With this authorization code, the application can retrieve an access token once from the identity provider. Once the access token has been retrieved, the authorization code is invalidated.
With the access token, the application can request resources from a resource service. The resource service can validate the token, based on the public key of the identity provider. In addition, the access token can also contain certain roles that the authenticated user has. The application can read these from the token and make certain authorization choices based on these roles.
Client credential flow
If there is a need for server-to-server communication, the client credential flow can be used. The authorization code flow uses a redirection which is not feasible for a server to use, as such, the client credential flow uses a client ID and secret to retrieve an access token directly from the identity provider. There is also no authorization code involved as the client ID and secret should be kept private between the two parties and should only be communicated from a server to server environment.
Direct access flow
The direct access flow is identical to the client credential flow but is meant for end users of the application. This flow doesn't redirect the user and also doesn't include the authorization code. This means that the username and password of the user are directly sent to the identity provider in exchange for an access token. The problem with this flow is that the username and password are provided to the application instead of the form of the identity provider. Therefore it is not a very secure flow and is not recommended when connecting third-party applications to the SSO solution.

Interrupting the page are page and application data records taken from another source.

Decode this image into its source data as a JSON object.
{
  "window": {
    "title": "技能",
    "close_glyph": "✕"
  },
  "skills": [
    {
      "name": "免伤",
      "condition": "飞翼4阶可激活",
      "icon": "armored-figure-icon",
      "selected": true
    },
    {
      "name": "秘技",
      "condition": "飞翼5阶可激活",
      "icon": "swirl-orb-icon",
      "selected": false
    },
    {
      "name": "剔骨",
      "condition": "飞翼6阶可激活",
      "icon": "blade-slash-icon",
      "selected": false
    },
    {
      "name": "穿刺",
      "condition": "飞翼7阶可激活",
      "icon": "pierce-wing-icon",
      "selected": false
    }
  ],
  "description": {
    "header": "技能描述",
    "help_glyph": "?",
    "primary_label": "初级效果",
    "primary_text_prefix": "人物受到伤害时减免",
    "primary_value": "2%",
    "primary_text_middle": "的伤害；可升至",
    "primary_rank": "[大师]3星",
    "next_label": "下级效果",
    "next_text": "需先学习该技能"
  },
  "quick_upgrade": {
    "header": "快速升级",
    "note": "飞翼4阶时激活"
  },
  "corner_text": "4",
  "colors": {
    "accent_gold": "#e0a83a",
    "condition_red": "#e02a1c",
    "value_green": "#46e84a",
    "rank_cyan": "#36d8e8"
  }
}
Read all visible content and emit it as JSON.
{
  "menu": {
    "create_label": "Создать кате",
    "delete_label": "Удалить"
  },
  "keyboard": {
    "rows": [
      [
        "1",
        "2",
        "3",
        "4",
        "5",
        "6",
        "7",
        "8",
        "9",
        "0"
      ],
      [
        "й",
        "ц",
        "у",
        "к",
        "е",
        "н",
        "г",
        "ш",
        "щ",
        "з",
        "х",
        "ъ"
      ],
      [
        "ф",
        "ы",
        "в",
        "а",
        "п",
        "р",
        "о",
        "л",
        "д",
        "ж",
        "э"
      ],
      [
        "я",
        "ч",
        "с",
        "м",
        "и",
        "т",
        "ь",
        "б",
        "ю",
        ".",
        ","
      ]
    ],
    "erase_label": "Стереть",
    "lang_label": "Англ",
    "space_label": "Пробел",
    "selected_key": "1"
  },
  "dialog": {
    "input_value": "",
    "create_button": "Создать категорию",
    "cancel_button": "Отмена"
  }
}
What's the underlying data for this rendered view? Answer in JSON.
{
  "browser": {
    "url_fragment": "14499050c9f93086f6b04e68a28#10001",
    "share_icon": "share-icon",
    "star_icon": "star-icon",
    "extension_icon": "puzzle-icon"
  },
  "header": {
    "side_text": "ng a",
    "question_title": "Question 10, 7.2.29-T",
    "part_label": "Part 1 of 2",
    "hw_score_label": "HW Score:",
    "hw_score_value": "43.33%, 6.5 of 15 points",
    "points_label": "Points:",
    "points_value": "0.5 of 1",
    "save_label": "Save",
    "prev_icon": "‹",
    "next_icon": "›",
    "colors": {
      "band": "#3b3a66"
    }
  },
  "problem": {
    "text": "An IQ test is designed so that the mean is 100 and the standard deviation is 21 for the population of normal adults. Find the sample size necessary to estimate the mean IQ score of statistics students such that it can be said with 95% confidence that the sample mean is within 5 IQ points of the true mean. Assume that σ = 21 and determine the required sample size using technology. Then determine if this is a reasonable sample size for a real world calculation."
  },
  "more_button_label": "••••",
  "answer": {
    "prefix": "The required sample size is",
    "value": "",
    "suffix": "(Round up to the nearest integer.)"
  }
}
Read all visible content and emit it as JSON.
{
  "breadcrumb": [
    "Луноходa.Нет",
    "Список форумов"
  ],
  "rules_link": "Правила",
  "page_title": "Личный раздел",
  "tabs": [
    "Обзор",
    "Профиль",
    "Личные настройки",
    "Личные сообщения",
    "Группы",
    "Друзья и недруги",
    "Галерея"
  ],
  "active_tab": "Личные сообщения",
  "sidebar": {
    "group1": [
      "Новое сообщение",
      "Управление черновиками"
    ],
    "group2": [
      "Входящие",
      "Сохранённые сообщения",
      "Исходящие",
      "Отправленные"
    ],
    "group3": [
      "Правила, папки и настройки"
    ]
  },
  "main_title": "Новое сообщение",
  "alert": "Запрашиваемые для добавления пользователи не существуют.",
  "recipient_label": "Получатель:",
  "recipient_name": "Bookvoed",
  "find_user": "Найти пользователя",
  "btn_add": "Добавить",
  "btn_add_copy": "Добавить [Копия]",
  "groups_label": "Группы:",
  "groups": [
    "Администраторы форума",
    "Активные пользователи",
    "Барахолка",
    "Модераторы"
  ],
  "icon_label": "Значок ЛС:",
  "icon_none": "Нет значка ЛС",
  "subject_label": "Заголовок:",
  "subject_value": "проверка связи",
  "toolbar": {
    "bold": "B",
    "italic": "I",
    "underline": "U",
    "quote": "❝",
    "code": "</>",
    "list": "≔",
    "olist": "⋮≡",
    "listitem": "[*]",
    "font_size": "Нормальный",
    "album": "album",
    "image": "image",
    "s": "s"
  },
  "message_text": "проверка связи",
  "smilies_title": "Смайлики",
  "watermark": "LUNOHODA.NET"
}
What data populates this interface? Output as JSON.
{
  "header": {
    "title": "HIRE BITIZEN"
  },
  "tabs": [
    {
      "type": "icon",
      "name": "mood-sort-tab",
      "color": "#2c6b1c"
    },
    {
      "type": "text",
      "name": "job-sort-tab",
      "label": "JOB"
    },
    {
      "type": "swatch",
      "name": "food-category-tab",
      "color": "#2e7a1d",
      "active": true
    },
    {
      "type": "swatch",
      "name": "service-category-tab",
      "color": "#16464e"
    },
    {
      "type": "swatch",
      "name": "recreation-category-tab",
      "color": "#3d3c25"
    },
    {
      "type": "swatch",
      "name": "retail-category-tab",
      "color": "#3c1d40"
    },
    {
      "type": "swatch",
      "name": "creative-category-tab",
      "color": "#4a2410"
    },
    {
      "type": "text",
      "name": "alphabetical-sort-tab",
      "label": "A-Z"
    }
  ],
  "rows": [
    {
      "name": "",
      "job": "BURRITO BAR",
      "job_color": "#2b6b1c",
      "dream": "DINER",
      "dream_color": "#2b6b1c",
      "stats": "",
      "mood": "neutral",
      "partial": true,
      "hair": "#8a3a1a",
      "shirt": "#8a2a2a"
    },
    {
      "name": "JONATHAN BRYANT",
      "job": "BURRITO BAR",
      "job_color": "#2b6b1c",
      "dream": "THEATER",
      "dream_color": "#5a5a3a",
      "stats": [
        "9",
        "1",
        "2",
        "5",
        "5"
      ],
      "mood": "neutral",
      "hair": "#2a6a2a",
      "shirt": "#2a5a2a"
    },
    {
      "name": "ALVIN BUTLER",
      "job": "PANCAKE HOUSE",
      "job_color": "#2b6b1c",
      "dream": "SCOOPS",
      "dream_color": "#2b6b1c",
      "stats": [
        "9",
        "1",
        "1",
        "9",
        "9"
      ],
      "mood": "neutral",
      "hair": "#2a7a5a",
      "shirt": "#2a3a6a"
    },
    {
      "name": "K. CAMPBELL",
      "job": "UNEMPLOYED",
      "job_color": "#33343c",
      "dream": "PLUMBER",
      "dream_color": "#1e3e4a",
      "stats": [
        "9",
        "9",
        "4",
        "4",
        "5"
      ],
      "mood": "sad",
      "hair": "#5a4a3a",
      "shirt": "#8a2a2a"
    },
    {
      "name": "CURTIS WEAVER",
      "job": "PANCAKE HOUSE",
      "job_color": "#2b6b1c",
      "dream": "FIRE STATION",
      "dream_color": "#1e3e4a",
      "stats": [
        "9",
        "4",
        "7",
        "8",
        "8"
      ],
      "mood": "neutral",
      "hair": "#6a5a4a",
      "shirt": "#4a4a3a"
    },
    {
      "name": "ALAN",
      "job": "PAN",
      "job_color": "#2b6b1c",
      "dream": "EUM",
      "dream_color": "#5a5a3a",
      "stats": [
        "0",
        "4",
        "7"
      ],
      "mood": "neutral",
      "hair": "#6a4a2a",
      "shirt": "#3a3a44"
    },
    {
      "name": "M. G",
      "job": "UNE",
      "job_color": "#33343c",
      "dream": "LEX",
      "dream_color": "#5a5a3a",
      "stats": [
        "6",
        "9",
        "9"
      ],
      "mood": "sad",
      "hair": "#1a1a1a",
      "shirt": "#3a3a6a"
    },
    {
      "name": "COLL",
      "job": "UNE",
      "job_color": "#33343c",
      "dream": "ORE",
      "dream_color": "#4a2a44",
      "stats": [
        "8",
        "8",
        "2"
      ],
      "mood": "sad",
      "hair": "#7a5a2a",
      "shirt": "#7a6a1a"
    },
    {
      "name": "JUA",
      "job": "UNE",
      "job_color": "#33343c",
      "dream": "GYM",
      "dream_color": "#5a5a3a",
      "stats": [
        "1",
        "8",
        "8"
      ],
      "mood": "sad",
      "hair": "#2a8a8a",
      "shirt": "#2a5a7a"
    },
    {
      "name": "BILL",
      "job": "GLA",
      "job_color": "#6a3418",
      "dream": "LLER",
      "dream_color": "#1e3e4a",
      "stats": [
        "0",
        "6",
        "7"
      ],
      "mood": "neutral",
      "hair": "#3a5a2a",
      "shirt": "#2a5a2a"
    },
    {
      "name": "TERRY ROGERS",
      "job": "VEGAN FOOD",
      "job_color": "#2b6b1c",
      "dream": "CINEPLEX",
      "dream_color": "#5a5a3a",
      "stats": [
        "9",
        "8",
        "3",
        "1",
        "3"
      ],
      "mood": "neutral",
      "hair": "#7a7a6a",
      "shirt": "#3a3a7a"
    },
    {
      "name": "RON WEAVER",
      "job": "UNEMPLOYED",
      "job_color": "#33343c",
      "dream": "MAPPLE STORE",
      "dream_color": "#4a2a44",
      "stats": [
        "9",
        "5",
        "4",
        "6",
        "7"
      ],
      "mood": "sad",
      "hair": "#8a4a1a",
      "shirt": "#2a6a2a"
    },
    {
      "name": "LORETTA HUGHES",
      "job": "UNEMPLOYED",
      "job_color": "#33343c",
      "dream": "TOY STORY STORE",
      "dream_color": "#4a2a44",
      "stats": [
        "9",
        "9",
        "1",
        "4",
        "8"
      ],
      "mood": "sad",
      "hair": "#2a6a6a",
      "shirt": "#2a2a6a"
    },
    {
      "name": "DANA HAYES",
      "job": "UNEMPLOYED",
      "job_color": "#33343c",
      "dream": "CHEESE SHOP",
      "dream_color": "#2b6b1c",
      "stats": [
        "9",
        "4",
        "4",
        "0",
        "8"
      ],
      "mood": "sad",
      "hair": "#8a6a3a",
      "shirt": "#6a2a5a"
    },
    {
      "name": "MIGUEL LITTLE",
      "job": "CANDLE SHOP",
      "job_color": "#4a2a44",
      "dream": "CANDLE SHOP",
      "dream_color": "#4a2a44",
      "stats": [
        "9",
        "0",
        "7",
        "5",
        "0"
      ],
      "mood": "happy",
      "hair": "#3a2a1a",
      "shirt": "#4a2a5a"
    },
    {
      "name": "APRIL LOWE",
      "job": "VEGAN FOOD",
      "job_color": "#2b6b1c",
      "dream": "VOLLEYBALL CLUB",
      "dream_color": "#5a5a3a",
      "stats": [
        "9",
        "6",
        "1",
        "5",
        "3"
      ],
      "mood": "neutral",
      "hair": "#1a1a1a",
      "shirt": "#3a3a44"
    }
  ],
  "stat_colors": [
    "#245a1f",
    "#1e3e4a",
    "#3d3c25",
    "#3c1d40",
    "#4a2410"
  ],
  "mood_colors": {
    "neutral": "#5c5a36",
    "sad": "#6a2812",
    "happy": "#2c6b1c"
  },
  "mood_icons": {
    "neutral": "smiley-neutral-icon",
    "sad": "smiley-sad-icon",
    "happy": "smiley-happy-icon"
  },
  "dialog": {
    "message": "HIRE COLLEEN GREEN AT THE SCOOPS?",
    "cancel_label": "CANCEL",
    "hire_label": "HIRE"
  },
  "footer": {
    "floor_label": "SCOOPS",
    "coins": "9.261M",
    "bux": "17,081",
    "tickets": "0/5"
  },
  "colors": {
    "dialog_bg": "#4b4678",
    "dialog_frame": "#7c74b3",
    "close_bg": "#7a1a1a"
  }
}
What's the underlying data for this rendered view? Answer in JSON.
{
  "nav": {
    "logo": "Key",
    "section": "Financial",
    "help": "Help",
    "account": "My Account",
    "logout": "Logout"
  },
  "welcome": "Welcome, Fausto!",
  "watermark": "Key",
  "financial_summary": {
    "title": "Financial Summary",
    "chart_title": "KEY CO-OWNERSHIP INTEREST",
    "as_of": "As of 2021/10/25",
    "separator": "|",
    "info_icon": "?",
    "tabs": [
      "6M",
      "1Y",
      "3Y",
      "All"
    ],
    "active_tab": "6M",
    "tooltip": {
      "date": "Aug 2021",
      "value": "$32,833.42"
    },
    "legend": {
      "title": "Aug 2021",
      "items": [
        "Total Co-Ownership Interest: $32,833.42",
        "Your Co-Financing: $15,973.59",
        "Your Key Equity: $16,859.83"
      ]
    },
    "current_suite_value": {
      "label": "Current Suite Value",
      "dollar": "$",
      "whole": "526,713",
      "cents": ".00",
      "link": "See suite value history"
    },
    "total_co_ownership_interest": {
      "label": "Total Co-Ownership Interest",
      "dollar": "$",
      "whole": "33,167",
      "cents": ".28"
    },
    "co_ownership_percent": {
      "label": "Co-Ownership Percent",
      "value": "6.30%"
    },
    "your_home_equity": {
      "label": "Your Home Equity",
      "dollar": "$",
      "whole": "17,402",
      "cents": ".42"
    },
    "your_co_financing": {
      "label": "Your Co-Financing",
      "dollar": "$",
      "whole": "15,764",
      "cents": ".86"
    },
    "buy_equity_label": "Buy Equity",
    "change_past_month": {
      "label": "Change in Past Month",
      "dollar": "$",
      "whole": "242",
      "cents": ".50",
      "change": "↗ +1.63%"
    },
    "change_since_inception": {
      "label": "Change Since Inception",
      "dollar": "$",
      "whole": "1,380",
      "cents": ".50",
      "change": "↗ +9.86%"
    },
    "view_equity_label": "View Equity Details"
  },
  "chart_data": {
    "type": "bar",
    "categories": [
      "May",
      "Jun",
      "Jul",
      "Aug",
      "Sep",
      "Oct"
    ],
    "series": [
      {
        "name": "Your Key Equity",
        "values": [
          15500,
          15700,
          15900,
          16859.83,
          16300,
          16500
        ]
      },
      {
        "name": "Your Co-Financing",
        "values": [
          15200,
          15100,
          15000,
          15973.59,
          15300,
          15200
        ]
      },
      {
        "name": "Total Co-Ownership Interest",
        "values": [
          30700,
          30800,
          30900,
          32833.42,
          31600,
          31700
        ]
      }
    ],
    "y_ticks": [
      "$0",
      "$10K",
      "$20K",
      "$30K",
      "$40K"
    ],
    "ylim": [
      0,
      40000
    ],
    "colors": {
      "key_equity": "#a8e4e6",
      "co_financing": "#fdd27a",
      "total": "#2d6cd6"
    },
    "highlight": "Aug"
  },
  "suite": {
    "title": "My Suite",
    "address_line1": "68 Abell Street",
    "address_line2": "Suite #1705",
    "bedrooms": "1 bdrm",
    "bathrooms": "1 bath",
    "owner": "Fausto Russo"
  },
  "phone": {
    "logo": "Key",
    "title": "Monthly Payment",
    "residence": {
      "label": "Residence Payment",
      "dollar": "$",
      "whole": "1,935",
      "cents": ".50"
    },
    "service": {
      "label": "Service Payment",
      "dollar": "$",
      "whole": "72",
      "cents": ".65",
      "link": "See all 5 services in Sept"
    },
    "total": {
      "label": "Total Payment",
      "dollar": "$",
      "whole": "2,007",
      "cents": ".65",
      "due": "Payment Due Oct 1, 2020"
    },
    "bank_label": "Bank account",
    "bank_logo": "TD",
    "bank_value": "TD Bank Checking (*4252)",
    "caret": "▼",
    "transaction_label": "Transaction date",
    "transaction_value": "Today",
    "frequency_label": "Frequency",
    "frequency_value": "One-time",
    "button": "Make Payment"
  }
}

The implicit flow is not a recommended flow. When this flow was created, browsers had limitations and several workarounds had to be used. The flow has many steps in common with the authorization code flow but misses some key aspects of making it secure. The main difference is that the access token is sent back to the application directly in the redirection step. When an access token is sent back in a redirection, there are multiple ways for attackers to intercept this token.
In this first post we've gone over what we see as Single Sign-On and the different protocols that are relevant right now. We've also gone more in-depth on the flows of the OAuth2.0 and OIDC protocols. In the next post, we will look at four industry leaders in the SSO space and their product offerings. We will make a comparison of their features and will offer you criteria that are important to look at when making your decision for the best solution.